*REQUIREMENT*. Would you copy out each line of the records below that includes the word "people"?

*PROVIDED DATA*.

========================================

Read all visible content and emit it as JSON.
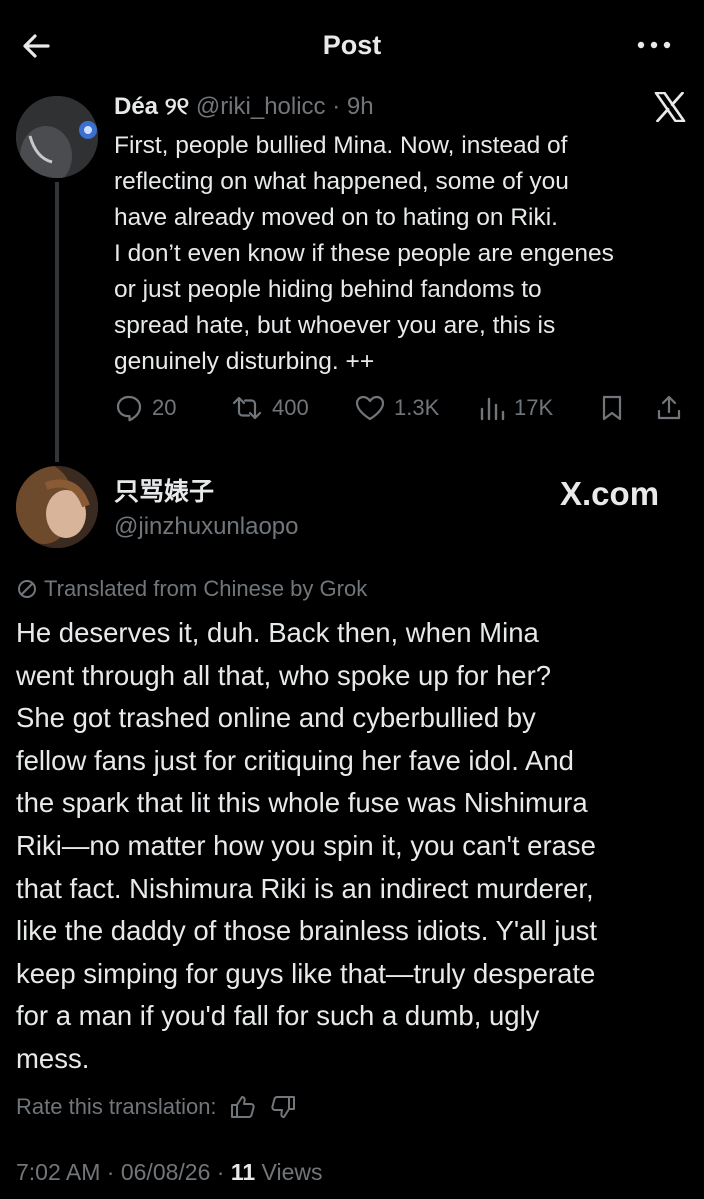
{
  "header": {
    "title": "Post"
  },
  "parent_post": {
    "display_name": "Déa ୨୧",
    "handle": "@riki_holicc",
    "age": "9h",
    "text_lines": [
      "First, people bullied Mina. Now, instead of",
      "reflecting on what happened, some of you",
      "have already moved on to hating on Riki.",
      "I don’t even know if these people are engenes",
      "or just people hiding behind fandoms to",
      "spread hate, but whoever you are, this is",
      "genuinely disturbing. ++"
    ],
    "stats": {
      "replies": "20",
      "reposts": "400",
      "likes": "1.3K",
      "views": "17K"
    }
  },
  "post": {
    "display_name": "只骂婊子",
    "handle": "@jinzhuxunlaopo",
    "watermark": "X.com",
    "translation_note": "Translated from Chinese by Grok",
    "text_lines": [
      "He deserves it, duh. Back then, when Mina",
      "went through all that, who spoke up for her?",
      "She got trashed online and cyberbullied by",
      "fellow fans just for critiquing her fave idol. And",
      "the spark that lit this whole fuse was Nishimura",
      "Riki—no matter how you spin it, you can't erase",
      "that fact. Nishimura Riki is an indirect murderer,",
      "like the daddy of those brainless idiots. Y'all just",
      "keep simping for guys like that—truly desperate",
      "for a man if you'd fall for such a dumb, ugly",
      "mess."
    ],
    "rate_label": "Rate this translation:",
    "time": "7:02 AM",
    "date": "06/08/26",
    "view_count": "11",
    "views_label": "Views"
  },
  "icons": {
    "back": "back-arrow-icon",
    "more": "more-dots-icon",
    "x_logo": "x-logo-icon",
    "reply": "reply-icon",
    "repost": "repost-icon",
    "like": "heart-icon",
    "views": "views-icon",
    "bookmark": "bookmark-icon",
    "share": "share-icon",
    "translate": "translate-icon",
    "thumbs_up": "thumbs-up-icon",
    "thumbs_down": "thumbs-down-icon"
  },
  "colors": {
    "background": "#000000",
    "primary_text": "#e7e9ea",
    "secondary_text": "#71767b",
    "thread_line": "#333639"
  }
}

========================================

*TASK RESPONSE*.
      "First, people bullied Mina. Now, instead of",
      "I don’t even know if these people are engenes",
      "or just people hiding behind fandoms to",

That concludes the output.